Today, we are undertaking a city-wise sales approach rather than focusing on product mix. The idea is to offer customers products that are need-based and goal-based, no matter where the customer is from. So in the metros, we see a higher skew towards Ulips keeping their risk appetite in mind, whereas in tier II and III cities, we may have more traditional products being sold. Having said this. Ulips are now seeing an uptake even in small towns and cities.
Why do you think Ulips will sell now? We are seeing a slow but steady comeback to Ulips.
When I look at the things that life insurance sector is good at, it’s long term performance, and when you compare the returns of mutual funds with the funds of the insurance industry, you will realise that over the long term insurance industry is capable of doing a better job. Long-term savings and investments are our forte and in recent times mutual funds have entered our space.
Today’s investors are looking for value-packed investment solutions, and keeping the long-term performance of Ulips and restructuring of charges, Ulips have become an attractive proposition. Our Goal Assure, for instance, competes with direct mutual funds. It’s an online Ulip with a fund management charge of 1.35% of the fund value. We just have a policy administration charge of Rs400 and then there is no other charge except mortality which is the cost of insurance and this gets returned to you and then we have boosters to get you to stay longer because we want to focus on a 7-15-year horizon. Now a Ulip bought online starts returning money to the promoters in four years’ time versus the offline version which could take more than a decade. We are very clear that we want to go to the online Ulip market space and because our long-term fund performance is so good, we are confident that online Ulips will eventually become pull products.
So is it safe to assume that traditional plans have lost their relevance? Although there could be a certain section that needs the comfort of a guarantee, but does it make sense to sell mainly traditional plans, especially when these plans come at such high surrender costs and opaque structures?
Every individual needs insurance and a combination or a healthy mix of traditional and Ulips is ideal, keeping in mind life goals and risk appetite.
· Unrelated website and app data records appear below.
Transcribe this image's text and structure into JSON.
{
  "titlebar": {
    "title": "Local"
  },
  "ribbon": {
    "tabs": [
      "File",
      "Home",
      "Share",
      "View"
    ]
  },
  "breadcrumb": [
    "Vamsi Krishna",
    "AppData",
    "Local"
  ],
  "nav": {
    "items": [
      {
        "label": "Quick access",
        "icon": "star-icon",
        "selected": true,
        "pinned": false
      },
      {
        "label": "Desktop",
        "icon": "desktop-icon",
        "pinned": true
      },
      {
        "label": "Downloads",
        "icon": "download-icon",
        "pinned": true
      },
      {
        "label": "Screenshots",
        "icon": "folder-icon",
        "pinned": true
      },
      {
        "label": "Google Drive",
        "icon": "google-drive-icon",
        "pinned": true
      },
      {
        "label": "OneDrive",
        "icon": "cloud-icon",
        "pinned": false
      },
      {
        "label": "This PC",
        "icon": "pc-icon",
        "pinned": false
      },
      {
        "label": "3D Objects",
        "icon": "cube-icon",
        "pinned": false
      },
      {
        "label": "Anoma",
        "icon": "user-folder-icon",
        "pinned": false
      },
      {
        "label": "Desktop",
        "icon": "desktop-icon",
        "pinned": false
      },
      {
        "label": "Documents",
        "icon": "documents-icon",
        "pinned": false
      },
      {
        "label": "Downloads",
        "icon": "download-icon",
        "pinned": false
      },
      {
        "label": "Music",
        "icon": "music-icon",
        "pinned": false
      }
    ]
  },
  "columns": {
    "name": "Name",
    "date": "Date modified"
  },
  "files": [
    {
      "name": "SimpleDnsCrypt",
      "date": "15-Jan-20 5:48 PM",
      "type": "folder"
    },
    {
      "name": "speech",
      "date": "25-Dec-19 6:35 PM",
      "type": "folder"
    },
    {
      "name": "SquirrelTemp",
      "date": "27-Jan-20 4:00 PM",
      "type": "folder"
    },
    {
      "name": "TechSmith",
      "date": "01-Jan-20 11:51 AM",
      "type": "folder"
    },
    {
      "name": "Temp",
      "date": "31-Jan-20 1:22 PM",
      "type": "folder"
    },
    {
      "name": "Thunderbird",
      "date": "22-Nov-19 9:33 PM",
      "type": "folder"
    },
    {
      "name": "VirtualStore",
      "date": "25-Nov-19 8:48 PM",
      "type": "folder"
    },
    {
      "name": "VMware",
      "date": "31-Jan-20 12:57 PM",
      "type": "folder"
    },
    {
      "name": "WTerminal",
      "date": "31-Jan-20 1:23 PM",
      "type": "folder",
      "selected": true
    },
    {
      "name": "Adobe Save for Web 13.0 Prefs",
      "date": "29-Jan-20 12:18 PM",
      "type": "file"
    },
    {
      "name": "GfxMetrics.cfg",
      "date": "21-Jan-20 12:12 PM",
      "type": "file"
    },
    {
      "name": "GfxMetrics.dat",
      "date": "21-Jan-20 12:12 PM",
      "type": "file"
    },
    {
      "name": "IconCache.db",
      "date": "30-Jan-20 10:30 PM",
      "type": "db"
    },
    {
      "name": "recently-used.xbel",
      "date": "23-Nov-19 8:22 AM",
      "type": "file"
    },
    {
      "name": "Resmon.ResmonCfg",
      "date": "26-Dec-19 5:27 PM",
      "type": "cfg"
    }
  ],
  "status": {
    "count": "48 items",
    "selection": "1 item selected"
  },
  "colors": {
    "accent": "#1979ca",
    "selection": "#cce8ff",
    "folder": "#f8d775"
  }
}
The industry continues to sell traditional products for the reasons you mentioned, and as customers become more aware and Ulips become more value-packed, I believe we may see a balance in the product mix of companies.
When I look at persistency ratios of Bajaj Allianz, the fifth year persistency has been poor. Is there a link between persistency and the fact that the company is largely agent driven?
Our persistency is moving up for sure. Our Ulip persistency is far higher compared to traditional plans. And that’s because a lot of Ulip sales happens because you are attracted to the product. Traditional plans, on the other hand, are still a push product and poor persistency in this case is also because of how it’s sold to customers and then the service aspect. But there are other aspects as well. Persistency is also a function of customer profile, the payment options available, and customers’ awareness on staying invested and so on.
Since we have been a mass market insurer, reaching out to customers, especially in far-flung towns and cities has often been a challenge, impacting the persistency. However, we are correcting things and have started looking at it by offering flexibility in terms of premium payments and having revival campaigns across cities and small towns. And hence, we are sure that this will positively impact our persistency ratios.